Make a loop in the line, close to the anchor point, Notice that the working part (further from the anchor) is over the standing part (closer to the anchor) in the loop:
Make a bight in the line, in the working part, further from the anchor than the loop:
Pass the bight up through the loop. Make sure that the bight goes up through the loop, as in the picture. If it is threaded the other way, the whole knot will just collapse:
Tighten the loop up somewhat around the bight.notice how only the tip of the bight has been fed through the loop, leaving a large loop ‘underneath’ (in the center of the image):
Lay the working part under this large loop:
Pull a bight of the working part up through the large loop:
Angle the working end away from the anchor, creating a bight around the line in the lower side of the loop:
Connect the bight which you just passed through the loop to the load:
Pulling on the working end (towards the load) will tension the whole system and pull the load:
You can also pass the working through the load again. Now pulling away from the load and towards the anchor will tension the system and pull the load:
The standard Trucker’s Hitch requires an end to tie.
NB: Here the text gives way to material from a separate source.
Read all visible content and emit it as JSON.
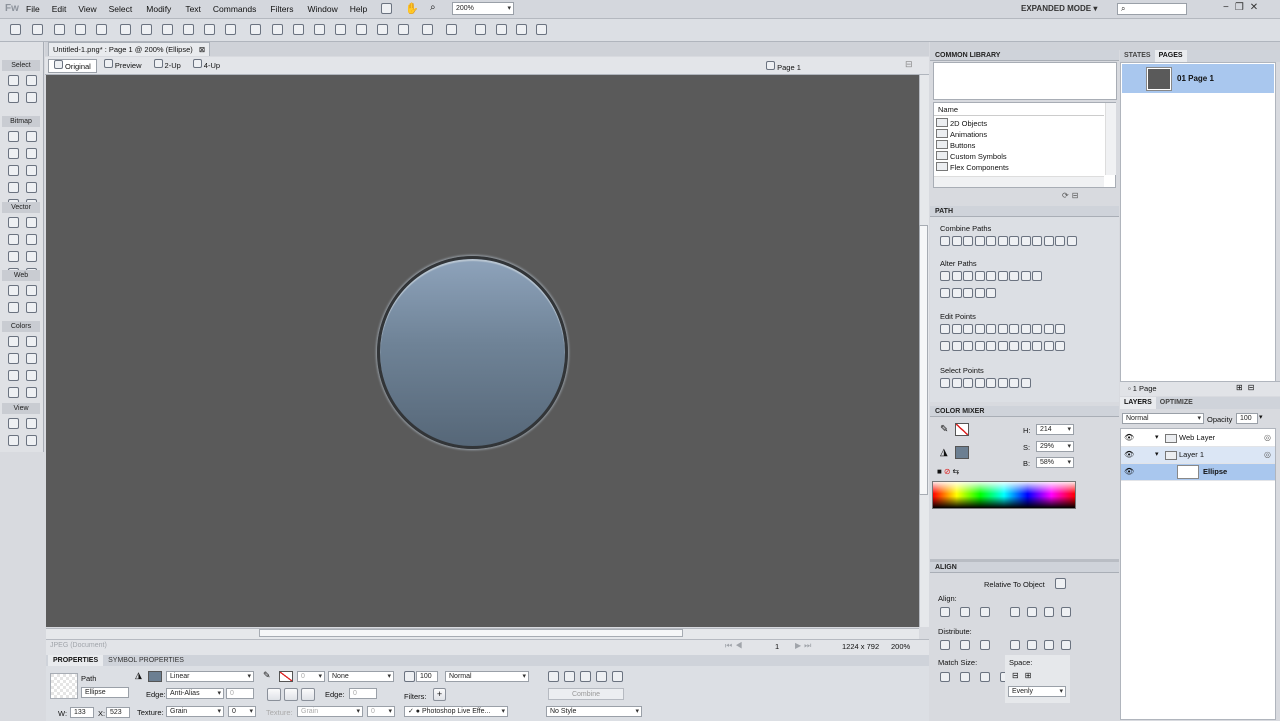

This version does not, which makes it slightly quicker to make up. It also means many of these can be tied and untied at will along the length of a single line, for use along the length of a long load (e.g. a bundle of logs on the bed of a truck).
Unlike the standard Trucker’s Hitch, the whole structure will fall apart when not under tension, so is not recommended if security is crucial.
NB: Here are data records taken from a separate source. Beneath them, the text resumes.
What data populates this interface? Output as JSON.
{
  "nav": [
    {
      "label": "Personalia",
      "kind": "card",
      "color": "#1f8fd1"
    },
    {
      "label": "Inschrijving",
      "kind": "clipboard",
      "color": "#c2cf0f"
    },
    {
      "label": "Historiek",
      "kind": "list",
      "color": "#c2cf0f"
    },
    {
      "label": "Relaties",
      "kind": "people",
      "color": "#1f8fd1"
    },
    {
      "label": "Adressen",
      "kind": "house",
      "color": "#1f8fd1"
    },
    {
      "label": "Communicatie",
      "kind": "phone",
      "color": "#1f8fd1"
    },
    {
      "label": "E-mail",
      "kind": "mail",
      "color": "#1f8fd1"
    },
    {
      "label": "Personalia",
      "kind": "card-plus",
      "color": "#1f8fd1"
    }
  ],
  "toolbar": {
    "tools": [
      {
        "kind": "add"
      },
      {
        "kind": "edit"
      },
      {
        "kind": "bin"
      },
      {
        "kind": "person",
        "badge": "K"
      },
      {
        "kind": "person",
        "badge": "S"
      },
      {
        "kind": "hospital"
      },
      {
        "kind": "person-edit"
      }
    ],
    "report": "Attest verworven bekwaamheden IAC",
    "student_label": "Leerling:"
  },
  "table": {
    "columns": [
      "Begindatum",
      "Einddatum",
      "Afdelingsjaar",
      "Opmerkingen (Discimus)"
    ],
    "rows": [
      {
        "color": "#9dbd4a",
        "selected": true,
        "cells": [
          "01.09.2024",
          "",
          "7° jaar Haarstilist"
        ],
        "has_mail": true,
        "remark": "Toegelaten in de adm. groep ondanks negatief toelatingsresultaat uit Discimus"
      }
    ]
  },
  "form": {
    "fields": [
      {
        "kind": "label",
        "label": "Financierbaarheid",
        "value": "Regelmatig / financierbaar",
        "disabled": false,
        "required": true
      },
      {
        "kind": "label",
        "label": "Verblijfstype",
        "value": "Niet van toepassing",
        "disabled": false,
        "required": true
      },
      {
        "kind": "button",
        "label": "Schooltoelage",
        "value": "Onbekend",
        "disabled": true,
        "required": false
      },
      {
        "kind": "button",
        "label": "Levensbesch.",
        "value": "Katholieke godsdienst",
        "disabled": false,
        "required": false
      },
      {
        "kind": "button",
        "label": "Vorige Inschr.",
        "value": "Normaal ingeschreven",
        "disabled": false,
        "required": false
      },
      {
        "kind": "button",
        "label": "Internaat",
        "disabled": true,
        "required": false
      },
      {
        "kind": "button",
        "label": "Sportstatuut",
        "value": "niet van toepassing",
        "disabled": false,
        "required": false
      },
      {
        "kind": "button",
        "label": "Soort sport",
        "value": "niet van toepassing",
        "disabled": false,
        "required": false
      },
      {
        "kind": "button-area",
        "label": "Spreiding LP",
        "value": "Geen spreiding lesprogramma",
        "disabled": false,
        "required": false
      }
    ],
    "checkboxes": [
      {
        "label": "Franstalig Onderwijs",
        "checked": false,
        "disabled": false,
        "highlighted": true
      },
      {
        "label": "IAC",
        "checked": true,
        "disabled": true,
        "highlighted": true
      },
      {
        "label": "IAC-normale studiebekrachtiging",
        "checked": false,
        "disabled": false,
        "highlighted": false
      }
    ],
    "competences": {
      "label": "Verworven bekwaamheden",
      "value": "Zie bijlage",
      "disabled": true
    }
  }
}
It can be a disadvantage that this version does use an end, because it requires an ‘open’ load (like a hook), so a closed ring or hole can’t be loaded onto it directly.
One solution to this problem would be to hitch a secondary line to the load, then make up the quick Trucker’s Hitch and tie a loop in the secondary line around the load-bearing part of it, but that point you might as well have just tied a standard Trucker’s Hitch (or used some rigging hardware!).
This approach would only really be useful if it was really necessary to use Quick Trucker’s Hitch, for example if one didn’t have access to the ends.
- This is a variant of the standard Trucker’s Hitch, which has to be tied with an end, and uses a full loop knot (as well as sometimes slide and grip knots), but can be more secure.
- The Versatackle is a more complex version of the same principle, which uses more turns for more mechanical advantage, and to self-lock.
- The Poldo Tackle is another mechanical advantage rope system, using both ends, for drawing to loads together.
The Quick Trucker’s Hitch is a really useful knot for a broad range of circumstances, certainly one to learn, though where security and stability are crucial (or the system is likely to be more permanent) it is also worth learning the ‘standard’ version.
Nick O’Law has been exposed to survival from a very young age. In his teenage years, he learned A LOT about bushcrafting, such as making snares and traps, and even how to make DIY knives.
If you haven’t ye read and tried his knot-making articles on Survival Sullivan, you should definitely check them out.